The Exorcist also seems to deeply distrust all signs of modernity. When possession first starts to grip Regan, MacNeil tries to get her the best medical help she can find. But Friedkin depicts the hospital system as a series of nightmares almost as bad as the possession—an arterial spray of little girl’s blood, an unfeeling robotic scanner buzzing over a sleeping body. And psychiatrists are no help either. Even when they finally recommend exorcism, they dismiss it, explaining that the practice “has been pretty much discarded, except by the Catholics, who keep it in the closet as a sort of embarrassment.” The doctors are willing to admit that exorcism sometimes works, but “not for the reasons they think.”
So the Catholics have to come to the rescue. Father Karras is himself a serious and traumatized man, one who lives in poverty and who’s just seen his mother die a terrible death. Father Merrin, the older priest who’s had some experience with demons, is old and weathered, and he knows he doesn’t have much time left. But the two of them go face-to-face with primitive, uncanny evil, and they defeat it, though they both die in the process. Later on, Regan, who remembers nothing, sees a priest’s collar and goes to hug and kiss him—an image that we will never see again in popular culture.
It’s funny. The Exorcist seems like a transgressive work of art, but it’s built on reverence of tradition. It has trust in institutions. The blockbusters of this century have faith in institutions, too, but those institutions—the Avengers Initiative, the Rebel Alliance, Hogwarts School Of Witchcraft & Wizardry—are all fake. They’re offspring of our shared fantastical dream life. We know better than to put collective trust in something like the Catholic Church, or the armed forces, or the police. We’ve seen where that leads.
Historically, we tend to regard the early-’70s auteur era as this giant quantum leap, this moment where all these young directors challenged received wisdom. And that moment did lead to some truly great movies, including The Exorcist.

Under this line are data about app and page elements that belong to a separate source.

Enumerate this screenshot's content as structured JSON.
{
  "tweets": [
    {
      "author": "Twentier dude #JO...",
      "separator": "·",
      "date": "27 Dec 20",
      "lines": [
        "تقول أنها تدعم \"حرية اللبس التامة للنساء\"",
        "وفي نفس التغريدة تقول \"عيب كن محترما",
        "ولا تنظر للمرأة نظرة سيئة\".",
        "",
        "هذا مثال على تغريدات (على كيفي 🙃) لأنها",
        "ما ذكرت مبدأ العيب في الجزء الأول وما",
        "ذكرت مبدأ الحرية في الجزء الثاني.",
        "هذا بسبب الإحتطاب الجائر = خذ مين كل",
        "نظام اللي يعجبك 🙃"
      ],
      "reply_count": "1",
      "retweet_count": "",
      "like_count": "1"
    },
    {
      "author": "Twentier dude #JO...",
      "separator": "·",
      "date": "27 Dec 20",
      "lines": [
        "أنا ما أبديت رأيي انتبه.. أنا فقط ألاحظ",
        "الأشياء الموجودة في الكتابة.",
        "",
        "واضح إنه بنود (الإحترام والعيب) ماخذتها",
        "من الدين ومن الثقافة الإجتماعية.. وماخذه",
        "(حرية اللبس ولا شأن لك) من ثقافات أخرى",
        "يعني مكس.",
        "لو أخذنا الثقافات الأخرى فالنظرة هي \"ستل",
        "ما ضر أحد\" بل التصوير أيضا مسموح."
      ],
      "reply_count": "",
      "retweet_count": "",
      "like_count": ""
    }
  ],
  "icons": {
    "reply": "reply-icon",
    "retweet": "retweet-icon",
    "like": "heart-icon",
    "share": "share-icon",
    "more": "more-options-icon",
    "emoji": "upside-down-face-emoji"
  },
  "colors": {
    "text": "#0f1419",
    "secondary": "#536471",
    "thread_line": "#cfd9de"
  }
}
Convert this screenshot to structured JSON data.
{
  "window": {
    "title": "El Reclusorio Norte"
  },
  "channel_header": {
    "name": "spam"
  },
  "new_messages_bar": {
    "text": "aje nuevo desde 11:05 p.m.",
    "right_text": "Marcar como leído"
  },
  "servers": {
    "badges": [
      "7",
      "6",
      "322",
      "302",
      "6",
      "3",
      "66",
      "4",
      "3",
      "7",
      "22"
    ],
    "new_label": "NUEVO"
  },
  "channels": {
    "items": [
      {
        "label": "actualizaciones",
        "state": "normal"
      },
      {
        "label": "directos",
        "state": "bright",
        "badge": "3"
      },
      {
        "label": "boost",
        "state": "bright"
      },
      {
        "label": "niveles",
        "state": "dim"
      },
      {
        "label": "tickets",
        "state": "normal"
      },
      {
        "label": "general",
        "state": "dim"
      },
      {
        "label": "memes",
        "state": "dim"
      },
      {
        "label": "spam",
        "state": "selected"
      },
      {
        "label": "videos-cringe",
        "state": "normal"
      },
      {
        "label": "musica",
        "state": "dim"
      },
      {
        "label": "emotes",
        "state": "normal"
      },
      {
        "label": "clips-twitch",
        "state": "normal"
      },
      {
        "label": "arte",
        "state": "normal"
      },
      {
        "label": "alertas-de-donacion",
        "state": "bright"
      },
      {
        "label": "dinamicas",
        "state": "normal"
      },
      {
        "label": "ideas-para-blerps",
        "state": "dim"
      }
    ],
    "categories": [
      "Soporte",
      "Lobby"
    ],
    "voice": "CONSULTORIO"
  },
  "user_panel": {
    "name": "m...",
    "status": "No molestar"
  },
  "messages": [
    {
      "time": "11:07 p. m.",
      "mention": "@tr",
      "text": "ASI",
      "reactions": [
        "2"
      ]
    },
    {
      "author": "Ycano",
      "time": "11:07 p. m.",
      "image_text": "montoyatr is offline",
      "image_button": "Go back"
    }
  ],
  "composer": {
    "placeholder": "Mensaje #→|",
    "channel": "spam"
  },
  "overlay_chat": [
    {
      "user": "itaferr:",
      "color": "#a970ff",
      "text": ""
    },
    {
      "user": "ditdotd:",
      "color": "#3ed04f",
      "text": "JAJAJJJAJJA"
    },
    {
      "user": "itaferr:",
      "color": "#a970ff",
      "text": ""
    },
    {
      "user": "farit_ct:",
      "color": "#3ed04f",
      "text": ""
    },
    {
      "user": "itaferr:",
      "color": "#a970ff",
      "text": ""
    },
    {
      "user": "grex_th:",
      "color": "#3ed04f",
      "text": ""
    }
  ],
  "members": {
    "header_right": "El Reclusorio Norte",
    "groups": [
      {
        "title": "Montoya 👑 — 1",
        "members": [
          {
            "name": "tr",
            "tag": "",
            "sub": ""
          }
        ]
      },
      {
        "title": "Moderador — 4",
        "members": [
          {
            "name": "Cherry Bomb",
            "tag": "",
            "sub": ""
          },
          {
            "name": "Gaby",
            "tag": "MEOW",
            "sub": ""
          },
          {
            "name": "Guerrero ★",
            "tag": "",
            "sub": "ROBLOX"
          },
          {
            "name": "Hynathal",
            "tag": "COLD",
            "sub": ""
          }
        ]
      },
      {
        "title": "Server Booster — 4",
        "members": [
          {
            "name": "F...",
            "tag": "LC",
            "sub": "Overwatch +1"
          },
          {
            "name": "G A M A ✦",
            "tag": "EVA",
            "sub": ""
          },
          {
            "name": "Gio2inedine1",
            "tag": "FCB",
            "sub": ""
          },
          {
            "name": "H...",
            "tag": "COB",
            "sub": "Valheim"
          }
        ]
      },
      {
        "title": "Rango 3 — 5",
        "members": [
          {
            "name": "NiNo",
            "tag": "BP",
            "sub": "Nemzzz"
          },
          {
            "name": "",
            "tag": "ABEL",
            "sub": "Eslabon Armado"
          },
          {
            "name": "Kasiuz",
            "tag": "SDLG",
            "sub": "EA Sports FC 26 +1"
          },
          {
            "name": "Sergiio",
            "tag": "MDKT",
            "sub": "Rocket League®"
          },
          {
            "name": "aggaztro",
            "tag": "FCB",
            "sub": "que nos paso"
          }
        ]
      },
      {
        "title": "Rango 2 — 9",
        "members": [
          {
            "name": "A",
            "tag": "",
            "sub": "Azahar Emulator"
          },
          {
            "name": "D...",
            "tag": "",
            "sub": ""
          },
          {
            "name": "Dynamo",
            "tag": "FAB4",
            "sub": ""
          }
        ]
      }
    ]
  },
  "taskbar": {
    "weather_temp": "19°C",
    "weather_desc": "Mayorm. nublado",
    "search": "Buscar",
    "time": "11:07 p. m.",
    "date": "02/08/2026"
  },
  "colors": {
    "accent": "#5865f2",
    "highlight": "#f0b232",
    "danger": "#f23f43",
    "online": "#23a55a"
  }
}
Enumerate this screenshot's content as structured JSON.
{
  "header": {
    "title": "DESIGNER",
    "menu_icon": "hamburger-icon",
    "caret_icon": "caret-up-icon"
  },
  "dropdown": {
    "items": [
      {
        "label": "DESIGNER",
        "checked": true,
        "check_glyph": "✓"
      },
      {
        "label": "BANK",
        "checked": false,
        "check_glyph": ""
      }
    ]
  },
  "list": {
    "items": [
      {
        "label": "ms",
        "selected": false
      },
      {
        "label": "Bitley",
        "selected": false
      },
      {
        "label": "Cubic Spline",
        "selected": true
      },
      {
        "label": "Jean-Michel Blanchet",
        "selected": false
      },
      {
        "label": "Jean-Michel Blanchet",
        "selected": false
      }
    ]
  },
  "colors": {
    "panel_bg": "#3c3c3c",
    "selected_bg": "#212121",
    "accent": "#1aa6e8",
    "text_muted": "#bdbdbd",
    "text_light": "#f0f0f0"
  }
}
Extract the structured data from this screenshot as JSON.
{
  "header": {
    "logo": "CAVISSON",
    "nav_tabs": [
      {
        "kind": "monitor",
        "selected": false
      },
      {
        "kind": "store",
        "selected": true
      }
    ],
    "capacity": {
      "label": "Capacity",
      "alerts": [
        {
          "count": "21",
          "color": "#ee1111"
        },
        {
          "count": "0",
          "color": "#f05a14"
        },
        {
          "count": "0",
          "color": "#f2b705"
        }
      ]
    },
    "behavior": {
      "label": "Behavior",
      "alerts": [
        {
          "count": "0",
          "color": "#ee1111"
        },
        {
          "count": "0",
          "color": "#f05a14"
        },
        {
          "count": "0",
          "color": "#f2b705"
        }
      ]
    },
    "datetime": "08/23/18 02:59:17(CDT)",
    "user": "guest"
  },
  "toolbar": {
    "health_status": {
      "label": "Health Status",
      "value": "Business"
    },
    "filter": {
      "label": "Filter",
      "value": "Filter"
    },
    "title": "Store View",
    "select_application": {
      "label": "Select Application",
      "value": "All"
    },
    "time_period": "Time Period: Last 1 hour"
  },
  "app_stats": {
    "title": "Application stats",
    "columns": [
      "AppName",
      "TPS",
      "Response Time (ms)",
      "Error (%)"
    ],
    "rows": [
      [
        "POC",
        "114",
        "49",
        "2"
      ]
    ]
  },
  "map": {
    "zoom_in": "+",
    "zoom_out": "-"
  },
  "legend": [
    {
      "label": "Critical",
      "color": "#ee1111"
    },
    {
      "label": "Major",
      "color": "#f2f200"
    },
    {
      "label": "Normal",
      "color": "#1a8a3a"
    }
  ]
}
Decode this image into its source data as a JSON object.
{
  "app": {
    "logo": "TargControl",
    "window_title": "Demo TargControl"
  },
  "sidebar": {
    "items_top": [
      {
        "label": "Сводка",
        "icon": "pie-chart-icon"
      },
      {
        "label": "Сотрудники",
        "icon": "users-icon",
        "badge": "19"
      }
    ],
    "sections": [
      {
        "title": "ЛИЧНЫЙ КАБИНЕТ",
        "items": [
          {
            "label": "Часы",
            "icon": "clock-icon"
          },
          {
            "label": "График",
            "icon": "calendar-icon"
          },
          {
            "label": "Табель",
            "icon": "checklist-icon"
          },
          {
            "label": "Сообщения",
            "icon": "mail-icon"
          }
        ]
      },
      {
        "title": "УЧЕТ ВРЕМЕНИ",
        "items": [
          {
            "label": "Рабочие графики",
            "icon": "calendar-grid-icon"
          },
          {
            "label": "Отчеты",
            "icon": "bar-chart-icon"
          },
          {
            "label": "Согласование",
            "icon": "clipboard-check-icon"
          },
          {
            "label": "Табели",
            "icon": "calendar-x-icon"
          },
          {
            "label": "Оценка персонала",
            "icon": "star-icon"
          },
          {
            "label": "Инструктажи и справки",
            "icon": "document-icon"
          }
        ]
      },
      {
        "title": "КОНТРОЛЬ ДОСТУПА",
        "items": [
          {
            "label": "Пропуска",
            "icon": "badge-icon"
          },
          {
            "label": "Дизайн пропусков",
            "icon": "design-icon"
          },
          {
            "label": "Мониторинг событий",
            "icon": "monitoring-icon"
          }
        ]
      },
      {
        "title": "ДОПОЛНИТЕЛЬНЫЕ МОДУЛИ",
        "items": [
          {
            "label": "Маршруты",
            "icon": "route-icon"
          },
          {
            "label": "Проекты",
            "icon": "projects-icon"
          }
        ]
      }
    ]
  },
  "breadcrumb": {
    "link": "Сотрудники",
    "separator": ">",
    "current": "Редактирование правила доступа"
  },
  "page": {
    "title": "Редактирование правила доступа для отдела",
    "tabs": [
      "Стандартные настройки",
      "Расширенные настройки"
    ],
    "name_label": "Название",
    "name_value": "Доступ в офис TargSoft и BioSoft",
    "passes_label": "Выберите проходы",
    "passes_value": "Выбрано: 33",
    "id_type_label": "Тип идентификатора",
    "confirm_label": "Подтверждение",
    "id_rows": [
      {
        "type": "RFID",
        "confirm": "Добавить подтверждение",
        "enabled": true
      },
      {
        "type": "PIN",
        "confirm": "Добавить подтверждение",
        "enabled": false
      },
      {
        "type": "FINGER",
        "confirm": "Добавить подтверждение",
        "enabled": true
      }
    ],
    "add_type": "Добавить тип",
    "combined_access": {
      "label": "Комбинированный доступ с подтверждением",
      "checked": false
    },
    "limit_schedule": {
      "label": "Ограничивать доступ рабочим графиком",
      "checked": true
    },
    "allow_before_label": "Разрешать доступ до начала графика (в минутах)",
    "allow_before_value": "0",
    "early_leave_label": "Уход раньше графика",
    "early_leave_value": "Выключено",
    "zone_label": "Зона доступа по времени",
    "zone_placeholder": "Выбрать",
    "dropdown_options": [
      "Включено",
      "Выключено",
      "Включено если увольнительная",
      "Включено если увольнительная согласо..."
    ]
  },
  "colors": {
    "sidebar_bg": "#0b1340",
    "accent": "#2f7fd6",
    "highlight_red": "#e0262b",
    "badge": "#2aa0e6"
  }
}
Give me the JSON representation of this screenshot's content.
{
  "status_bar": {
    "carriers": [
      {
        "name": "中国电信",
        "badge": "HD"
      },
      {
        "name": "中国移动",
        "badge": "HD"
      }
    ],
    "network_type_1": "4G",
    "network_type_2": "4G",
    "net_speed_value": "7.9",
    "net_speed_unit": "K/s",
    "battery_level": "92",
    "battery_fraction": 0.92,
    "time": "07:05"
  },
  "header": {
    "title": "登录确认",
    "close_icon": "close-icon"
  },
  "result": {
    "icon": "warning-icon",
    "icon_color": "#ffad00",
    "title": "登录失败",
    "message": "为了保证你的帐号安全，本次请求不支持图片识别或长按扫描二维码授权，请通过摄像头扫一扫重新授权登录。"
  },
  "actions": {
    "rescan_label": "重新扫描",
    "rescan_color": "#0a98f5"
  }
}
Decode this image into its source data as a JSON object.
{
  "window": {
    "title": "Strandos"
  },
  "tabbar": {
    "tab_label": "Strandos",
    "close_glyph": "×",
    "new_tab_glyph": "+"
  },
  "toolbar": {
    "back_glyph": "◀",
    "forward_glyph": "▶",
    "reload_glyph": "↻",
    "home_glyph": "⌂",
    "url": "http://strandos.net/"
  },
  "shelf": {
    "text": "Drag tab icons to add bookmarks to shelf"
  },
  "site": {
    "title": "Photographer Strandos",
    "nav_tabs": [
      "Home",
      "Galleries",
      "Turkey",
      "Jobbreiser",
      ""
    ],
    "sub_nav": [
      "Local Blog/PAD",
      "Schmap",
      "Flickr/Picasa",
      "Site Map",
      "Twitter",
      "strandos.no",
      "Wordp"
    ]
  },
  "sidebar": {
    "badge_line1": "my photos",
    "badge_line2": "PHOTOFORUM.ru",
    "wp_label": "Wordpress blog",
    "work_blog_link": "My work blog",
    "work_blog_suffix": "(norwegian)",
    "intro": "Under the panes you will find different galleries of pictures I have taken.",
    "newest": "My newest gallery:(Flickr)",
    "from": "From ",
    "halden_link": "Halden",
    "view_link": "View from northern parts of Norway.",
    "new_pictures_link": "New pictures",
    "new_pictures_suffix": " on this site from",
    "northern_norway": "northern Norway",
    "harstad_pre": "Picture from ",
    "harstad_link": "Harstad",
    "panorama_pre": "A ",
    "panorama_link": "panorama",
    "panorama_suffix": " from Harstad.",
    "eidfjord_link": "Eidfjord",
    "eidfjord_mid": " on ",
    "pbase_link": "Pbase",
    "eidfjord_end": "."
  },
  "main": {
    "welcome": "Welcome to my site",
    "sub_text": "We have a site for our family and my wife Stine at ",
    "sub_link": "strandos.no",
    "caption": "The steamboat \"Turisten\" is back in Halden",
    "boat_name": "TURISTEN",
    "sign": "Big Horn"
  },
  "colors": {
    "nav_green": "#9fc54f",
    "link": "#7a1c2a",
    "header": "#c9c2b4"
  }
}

But there’s nothing jaded about The Exorcist. Instead, cynicism would arrive later. Just over a decade after the film, for instance, another blockbuster would do very different things with demonic possession. When an ancient evil takes over the body of Sigourney Weaver in 1984’s Ghostbusters, it’s mostly an excuse for Bill Murray to be funny. That’s all the time it took for a terrifying cinematic spectacle, a sincere confrontation with old and unnamed things, to become a joke.
The contender: A lot of important films, like American Graffiti and Serpico, came out in 1973 and made a whole lot of money. Other hits from that year might not be important, exactly, but I’ve still got a lot of affection for them—for the James Bond blaxploitation goof Live And Let Die, and for the Disney Robin Hood. But my favorite of the year’s hits is the one that made nearly as much money as The Exorcist, taking it to a photo finish.
The Sting, that year’s winner for Best Picture, is a sort of spiritual sequel to Butch Cassidy And The Sundance Kid, reuniting director George Roy Hill with stars Paul Newman and Robert Redford. It’s got the same tone; it’s a banter-heavy caper about charismatic outlaws that relies on movie-star chemistry and sets the action only a few years further back, into the ’20s. And it has a blast with its tricks and devices, setting the movie-stars-getting-away-with-shit blueprint that something like Steven Soderbergh’s Ocean’s Eleven would later follow. It’s fun as hell.
Next time: Mel Brooks’ raunchy, anarchic bash Blazing Saddles gleefully eviscerates two American traditions, the Western and racism.